It is vitally important to have your own Visual Handwriting, what are you without it?

What is Identity? The characteristics determining who or what a person or thing is.


What is Identity important? Well, it differentiates between me and the next person. Imagine a world in which we all dress the same, look the same, come up the same ideas and create the same designs; not a world in which I want to belong in. But why is it so important to have my own unique visual handwriting? It defines who I am as an artist and is a direct result of how I interpret the world around me.

I decided to conduct a little experiment of my own today. If I copied the work, specifically floral designs of other artists, would the work look identical or would my visual handwriting create a new story?
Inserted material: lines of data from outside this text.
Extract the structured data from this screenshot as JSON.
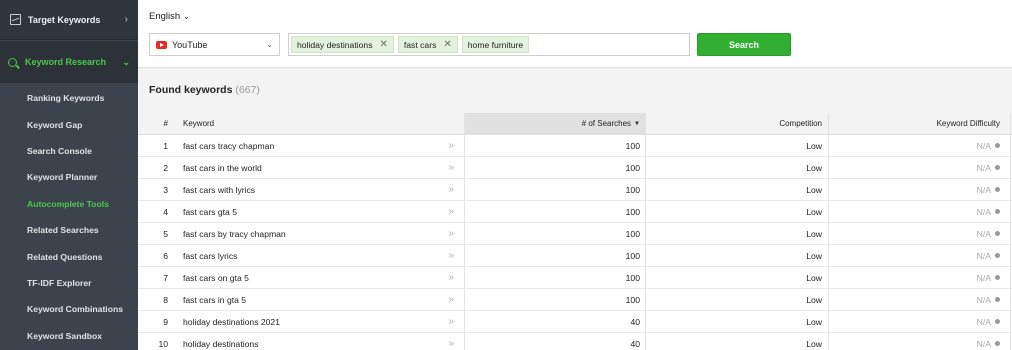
{
  "sidebar": {
    "top_label": "Target Keywords",
    "section_label": "Keyword Research",
    "items": [
      {
        "label": "Ranking Keywords"
      },
      {
        "label": "Keyword Gap"
      },
      {
        "label": "Search Console"
      },
      {
        "label": "Keyword Planner"
      },
      {
        "label": "Autocomplete Tools",
        "current": true
      },
      {
        "label": "Related Searches"
      },
      {
        "label": "Related Questions"
      },
      {
        "label": "TF-IDF Explorer"
      },
      {
        "label": "Keyword Combinations"
      },
      {
        "label": "Keyword Sandbox"
      }
    ]
  },
  "topbar": {
    "language": "English",
    "source": "YouTube",
    "tags": [
      "holiday destinations",
      "fast cars",
      "home furniture"
    ],
    "search_label": "Search"
  },
  "found": {
    "title": "Found keywords",
    "count": "(667)"
  },
  "table": {
    "headers": {
      "num": "#",
      "keyword": "Keyword",
      "searches": "# of Searches",
      "competition": "Competition",
      "difficulty": "Keyword Difficulty"
    },
    "rows": [
      {
        "num": "1",
        "keyword": "fast cars tracy chapman",
        "searches": "100",
        "competition": "Low",
        "difficulty": "N/A"
      },
      {
        "num": "2",
        "keyword": "fast cars in the world",
        "searches": "100",
        "competition": "Low",
        "difficulty": "N/A"
      },
      {
        "num": "3",
        "keyword": "fast cars with lyrics",
        "searches": "100",
        "competition": "Low",
        "difficulty": "N/A"
      },
      {
        "num": "4",
        "keyword": "fast cars gta 5",
        "searches": "100",
        "competition": "Low",
        "difficulty": "N/A"
      },
      {
        "num": "5",
        "keyword": "fast cars by tracy chapman",
        "searches": "100",
        "competition": "Low",
        "difficulty": "N/A"
      },
      {
        "num": "6",
        "keyword": "fast cars lyrics",
        "searches": "100",
        "competition": "Low",
        "difficulty": "N/A"
      },
      {
        "num": "7",
        "keyword": "fast cars on gta 5",
        "searches": "100",
        "competition": "Low",
        "difficulty": "N/A"
      },
      {
        "num": "8",
        "keyword": "fast cars in gta 5",
        "searches": "100",
        "competition": "Low",
        "difficulty": "N/A"
      },
      {
        "num": "9",
        "keyword": "holiday destinations 2021",
        "searches": "40",
        "competition": "Low",
        "difficulty": "N/A"
      },
      {
        "num": "10",
        "keyword": "holiday destinations",
        "searches": "40",
        "competition": "Low",
        "difficulty": "N/A"
      }
    ]
  },
  "colors": {
    "accent": "#32ae32",
    "sidebar_bg": "#3b444d",
    "tag_bg": "#e3f2dc"
  }
}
Is my identity the marks I make in my art? Is it how I interpret the subject matter through my own two eyes? I thoroughly enjoyed drawing this Tulip/Floral arrangement; it allowed me to expand my mark-making repertoire, which in turn will allow me to become a more experienced and creative artist.  Cabinet (Oak, veneered with marquetry of various woods, copper, pewter, tortoiseshell, horn and lapis lazuli), 1680 – Andre-Charles Boulle. 


I was instantly drawn to this design; having spent nearly all of my childhood spring/summer in my garden,orchards or woodlands abroad, the imagery of apple blossom is synonymous with warmth and magical nature adventures with my Dad. Drawing this allowed me to pour some of my happiness into the drawing in the form of adding a little pink and purple, which strangely in the past I would not consider. Apple/Pirus malus en Peer/Pirus communist, 1905, Lithograph – Theo Nieuwenhuis
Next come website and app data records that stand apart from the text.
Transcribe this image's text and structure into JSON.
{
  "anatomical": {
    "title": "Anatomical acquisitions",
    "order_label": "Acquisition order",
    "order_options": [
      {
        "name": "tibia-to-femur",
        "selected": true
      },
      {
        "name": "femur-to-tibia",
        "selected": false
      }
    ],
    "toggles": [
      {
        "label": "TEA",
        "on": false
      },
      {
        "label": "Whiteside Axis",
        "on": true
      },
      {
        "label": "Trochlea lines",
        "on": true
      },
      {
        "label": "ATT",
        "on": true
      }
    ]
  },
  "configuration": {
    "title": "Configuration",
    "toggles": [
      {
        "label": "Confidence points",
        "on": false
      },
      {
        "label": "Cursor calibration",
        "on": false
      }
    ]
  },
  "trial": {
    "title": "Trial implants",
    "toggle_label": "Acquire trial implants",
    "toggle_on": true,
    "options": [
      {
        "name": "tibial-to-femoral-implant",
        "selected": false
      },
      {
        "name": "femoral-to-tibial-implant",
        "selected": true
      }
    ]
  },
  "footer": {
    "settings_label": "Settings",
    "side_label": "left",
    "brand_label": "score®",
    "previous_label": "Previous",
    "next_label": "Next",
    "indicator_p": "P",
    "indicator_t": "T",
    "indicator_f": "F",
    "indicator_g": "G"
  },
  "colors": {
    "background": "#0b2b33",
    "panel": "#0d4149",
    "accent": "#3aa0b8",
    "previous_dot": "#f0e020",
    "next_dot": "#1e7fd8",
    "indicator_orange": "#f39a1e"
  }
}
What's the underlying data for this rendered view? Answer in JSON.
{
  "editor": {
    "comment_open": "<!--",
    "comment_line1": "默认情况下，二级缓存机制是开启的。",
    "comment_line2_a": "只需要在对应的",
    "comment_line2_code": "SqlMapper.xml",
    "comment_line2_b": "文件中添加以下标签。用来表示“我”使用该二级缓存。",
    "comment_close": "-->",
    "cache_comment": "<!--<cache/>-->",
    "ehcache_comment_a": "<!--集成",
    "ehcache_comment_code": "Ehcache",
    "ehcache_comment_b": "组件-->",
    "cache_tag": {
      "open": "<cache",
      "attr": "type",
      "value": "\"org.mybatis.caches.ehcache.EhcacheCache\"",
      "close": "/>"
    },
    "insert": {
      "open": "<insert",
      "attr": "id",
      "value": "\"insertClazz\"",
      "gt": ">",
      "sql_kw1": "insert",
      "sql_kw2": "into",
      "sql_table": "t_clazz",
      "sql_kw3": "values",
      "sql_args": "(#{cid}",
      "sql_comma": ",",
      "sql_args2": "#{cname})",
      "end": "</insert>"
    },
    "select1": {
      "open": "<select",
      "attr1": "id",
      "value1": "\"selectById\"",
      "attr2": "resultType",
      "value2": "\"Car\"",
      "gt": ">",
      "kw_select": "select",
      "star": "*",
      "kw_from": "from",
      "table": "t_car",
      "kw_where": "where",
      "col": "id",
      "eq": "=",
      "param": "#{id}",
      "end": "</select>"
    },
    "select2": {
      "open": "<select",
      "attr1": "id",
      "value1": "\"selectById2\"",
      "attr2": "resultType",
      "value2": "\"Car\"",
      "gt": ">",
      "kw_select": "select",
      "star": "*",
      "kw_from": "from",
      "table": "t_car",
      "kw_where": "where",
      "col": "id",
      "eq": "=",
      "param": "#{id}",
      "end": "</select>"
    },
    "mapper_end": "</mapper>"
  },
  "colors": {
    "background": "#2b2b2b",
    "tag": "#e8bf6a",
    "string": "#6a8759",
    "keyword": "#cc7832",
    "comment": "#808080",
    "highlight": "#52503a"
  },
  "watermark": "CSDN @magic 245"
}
I did not want to incorporate the colour from this design, but rather tried to encapsulate the essence of the corolla and large petal size (looking at the WGSN Trend forecast from BUSY BLOOMS). For me, the most important aspect of this exercise was learning which of my own preferred techniques could offer the most dress, unique and new take on a traditional process. For example, I would love to see how COLLAGE could transform this linear drawing into a fully rounded and highly textural design.
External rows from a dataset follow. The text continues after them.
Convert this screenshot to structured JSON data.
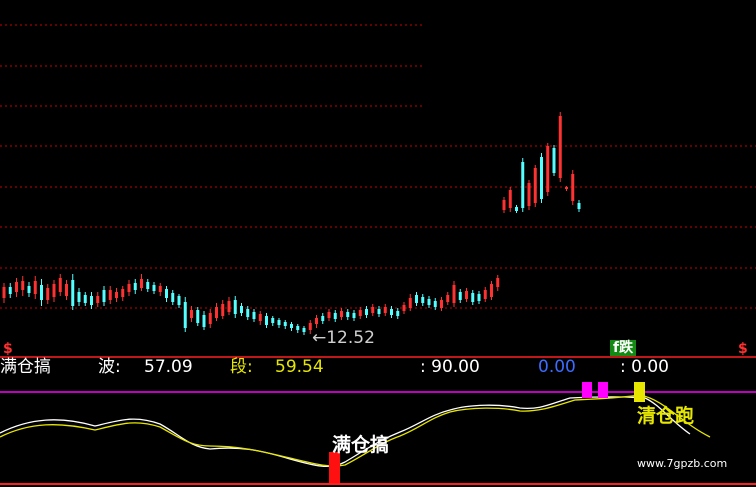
{
  "price_panel": {
    "min_price_label": "←12.52",
    "badge": "f跌"
  },
  "indicator_panel": {
    "name": "满仓搞",
    "bo_label": "波:",
    "bo_value": "57.09",
    "duan_label": "段:",
    "duan_value": "59.54",
    "level_text": ": 90.00",
    "blue_value": "0.00",
    "last_value": ": 0.00",
    "signal_buy": "满仓搞",
    "signal_sell": "清仓跑"
  },
  "watermark": "www.7gpzb.com",
  "colors": {
    "up": "#ff3232",
    "down": "#54ffff",
    "grid": "#c80000",
    "white_line": "#ffffff",
    "yellow_line": "#e6e600",
    "magenta": "#ff00ff",
    "blue": "#3c6cff"
  },
  "chart_data": {
    "type": "candlestick",
    "candles": [
      [
        "up",
        283,
        303,
        287,
        298
      ],
      [
        "down",
        283,
        298,
        287,
        294
      ],
      [
        "up",
        278,
        297,
        282,
        292
      ],
      [
        "up",
        276,
        296,
        281,
        290
      ],
      [
        "down",
        282,
        297,
        286,
        293
      ],
      [
        "up",
        276,
        299,
        281,
        294
      ],
      [
        "down",
        279,
        306,
        285,
        300
      ],
      [
        "up",
        284,
        304,
        288,
        300
      ],
      [
        "up",
        280,
        302,
        284,
        297
      ],
      [
        "up",
        274,
        296,
        278,
        292
      ],
      [
        "up",
        280,
        300,
        284,
        296
      ],
      [
        "down",
        274,
        310,
        280,
        306
      ],
      [
        "down",
        288,
        306,
        292,
        302
      ],
      [
        "down",
        292,
        306,
        295,
        303
      ],
      [
        "down",
        292,
        309,
        296,
        305
      ],
      [
        "up",
        292,
        307,
        296,
        303
      ],
      [
        "down",
        286,
        306,
        290,
        302
      ],
      [
        "up",
        286,
        304,
        290,
        300
      ],
      [
        "up",
        288,
        302,
        292,
        298
      ],
      [
        "up",
        286,
        301,
        289,
        297
      ],
      [
        "up",
        280,
        296,
        284,
        292
      ],
      [
        "down",
        279,
        294,
        283,
        290
      ],
      [
        "up",
        274,
        291,
        279,
        288
      ],
      [
        "down",
        279,
        292,
        282,
        289
      ],
      [
        "down",
        282,
        294,
        285,
        291
      ],
      [
        "up",
        283,
        296,
        286,
        292
      ],
      [
        "down",
        286,
        302,
        289,
        298
      ],
      [
        "down",
        290,
        305,
        293,
        302
      ],
      [
        "down",
        294,
        308,
        296,
        305
      ],
      [
        "down",
        297,
        332,
        302,
        328
      ],
      [
        "up",
        306,
        322,
        310,
        318
      ],
      [
        "down",
        307,
        326,
        310,
        323
      ],
      [
        "down",
        311,
        330,
        315,
        327
      ],
      [
        "up",
        309,
        328,
        313,
        324
      ],
      [
        "up",
        303,
        321,
        307,
        318
      ],
      [
        "up",
        300,
        319,
        304,
        316
      ],
      [
        "up",
        297,
        315,
        301,
        312
      ],
      [
        "down",
        296,
        318,
        300,
        314
      ],
      [
        "down",
        303,
        316,
        306,
        313
      ],
      [
        "down",
        306,
        320,
        309,
        317
      ],
      [
        "down",
        309,
        322,
        312,
        319
      ],
      [
        "up",
        311,
        325,
        314,
        321
      ],
      [
        "down",
        313,
        328,
        316,
        325
      ],
      [
        "down",
        316,
        326,
        318,
        323
      ],
      [
        "down",
        318,
        328,
        320,
        325
      ],
      [
        "down",
        320,
        329,
        322,
        326
      ],
      [
        "down",
        322,
        331,
        324,
        328
      ],
      [
        "down",
        324,
        333,
        326,
        330
      ],
      [
        "down",
        326,
        335,
        328,
        332
      ],
      [
        "up",
        320,
        334,
        323,
        330
      ],
      [
        "up",
        315,
        328,
        318,
        324
      ],
      [
        "down",
        313,
        324,
        316,
        321
      ],
      [
        "up",
        309,
        321,
        312,
        318
      ],
      [
        "down",
        310,
        322,
        313,
        319
      ],
      [
        "up",
        308,
        320,
        311,
        317
      ],
      [
        "down",
        309,
        320,
        312,
        317
      ],
      [
        "down",
        310,
        321,
        313,
        318
      ],
      [
        "up",
        307,
        319,
        310,
        316
      ],
      [
        "down",
        306,
        318,
        309,
        315
      ],
      [
        "up",
        304,
        316,
        307,
        313
      ],
      [
        "down",
        306,
        317,
        309,
        314
      ],
      [
        "up",
        304,
        316,
        307,
        313
      ],
      [
        "down",
        306,
        318,
        309,
        315
      ],
      [
        "down",
        308,
        319,
        311,
        316
      ],
      [
        "up",
        302,
        314,
        305,
        311
      ],
      [
        "up",
        294,
        311,
        298,
        308
      ],
      [
        "down",
        292,
        306,
        295,
        303
      ],
      [
        "down",
        294,
        306,
        297,
        303
      ],
      [
        "down",
        296,
        308,
        299,
        305
      ],
      [
        "down",
        298,
        310,
        301,
        307
      ],
      [
        "up",
        297,
        311,
        300,
        308
      ],
      [
        "up",
        292,
        305,
        295,
        302
      ],
      [
        "up",
        281,
        307,
        285,
        303
      ],
      [
        "down",
        289,
        303,
        292,
        300
      ],
      [
        "up",
        288,
        302,
        291,
        299
      ],
      [
        "down",
        290,
        305,
        293,
        302
      ],
      [
        "down",
        291,
        304,
        294,
        301
      ],
      [
        "up",
        287,
        302,
        290,
        299
      ],
      [
        "up",
        281,
        300,
        284,
        297
      ],
      [
        "up",
        275,
        291,
        278,
        287
      ],
      [
        "up",
        197,
        213,
        200,
        210
      ],
      [
        "up",
        187,
        212,
        190,
        208
      ],
      [
        "down",
        205,
        213,
        207,
        211
      ],
      [
        "down",
        158,
        212,
        162,
        208
      ],
      [
        "up",
        180,
        210,
        183,
        206
      ],
      [
        "up",
        165,
        207,
        168,
        203
      ],
      [
        "down",
        153,
        203,
        157,
        199
      ],
      [
        "up",
        143,
        196,
        146,
        192
      ],
      [
        "down",
        145,
        176,
        148,
        173
      ],
      [
        "up",
        112,
        182,
        116,
        178
      ],
      [
        "up",
        186,
        191,
        187,
        189
      ],
      [
        "up",
        170,
        205,
        174,
        201
      ],
      [
        "down",
        200,
        212,
        203,
        209
      ]
    ]
  }
}
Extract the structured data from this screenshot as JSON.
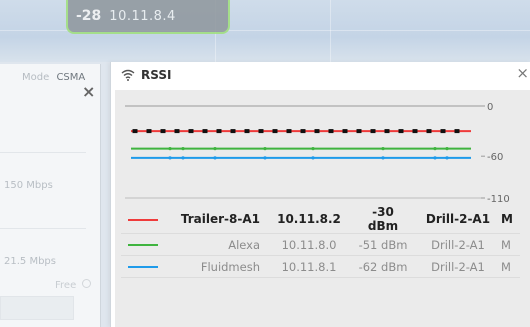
{
  "top_node": {
    "rssi": "-28",
    "ip": "10.11.8.4"
  },
  "side_panel": {
    "mode_label": "Mode",
    "mode_value": "CSMA",
    "close_glyph": "×",
    "rate_1": "150 Mbps",
    "rate_2": "21.5 Mbps",
    "free_label": "Free"
  },
  "dialog": {
    "title": "RSSI",
    "close_glyph": "×"
  },
  "chart_data": {
    "type": "line",
    "ylim": [
      -110,
      0
    ],
    "y_ticks": [
      {
        "value": 0,
        "label": "0"
      },
      {
        "value": -60,
        "label": "-60"
      },
      {
        "value": -110,
        "label": "-110"
      }
    ],
    "series": [
      {
        "name": "Trailer-8-A1",
        "ip": "10.11.8.2",
        "signal": "-30 dBm",
        "device": "Drill-2-A1",
        "flag": "M",
        "value": -30,
        "color": "#ef3b3b",
        "bold": true
      },
      {
        "name": "Alexa",
        "ip": "10.11.8.0",
        "signal": "-51 dBm",
        "device": "Drill-2-A1",
        "flag": "M",
        "value": -51,
        "color": "#3fb43f",
        "bold": false
      },
      {
        "name": "Fluidmesh",
        "ip": "10.11.8.1",
        "signal": "-62 dBm",
        "device": "Drill-2-A1",
        "flag": "M",
        "value": -62,
        "color": "#1f9bea",
        "bold": false
      }
    ]
  }
}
What medium would I use for the collage? Could I spend a day creating a varied amount of different exploratory mark-making studies? Could these studies serve as the medium I use to deconstruct and then reconstruct this design?

Spending time utilising the visual handwriting of others has been invaluable; not only have I a new found respect for the creative processes of others, but I have also improved upon my own way of working.


All my life I have crippled by the idea that I cannot draw properly, when in fact I could. My Father, Hugh Thomas, an incredible artists in his own right, has always championed the idea that drawing is representative, and that there is no ‘correct’ way in how we visualise our chosen subject matter.

Today I decided to utilise images I have found within an incredible book, RIJKS MUSEUM AMSTERDAM: BLOEMAN FLOWERS, my Mum recently gave me and try to encapsulate the mark-making and patterns found within so many of the floral observational/representational/stylise studies. Initially trepidation turned into elation when I found that I could create these wonderful lines, patterns and textures mandatory to describe flowers.



Yes, these are only simple continuous line drawings, but I feel they encapsulate the essence of a flower. The next step will be to draw directly from life, so a trip to Aldi to buy some flowers is a must.

I think I will concentrate on drawing ROSES, PEONIES and IRISES.

First of all I have given myself a set of guidelines, which I know will improve my drawing and observational skills:

  1. Keep a regular diary. Write down what I want to achieve, and how I want to achieve it.
  2. Make sure I have the correct materials, in good condition.
  3. Keep collecting interesting material, objects true, photographs, typeface and lettering, and fabrics and materials.
  4. Set up directional lighting, especially if I am undertaking work with texture, pattern , shape and form.
  5. Practice mark-making every day, especially curving and flowing lines.
  6. Look carefully at scale, size and underlying structure.
  7. Proportion is vitally important. Plan out your work, and practice it until it becomes second nature.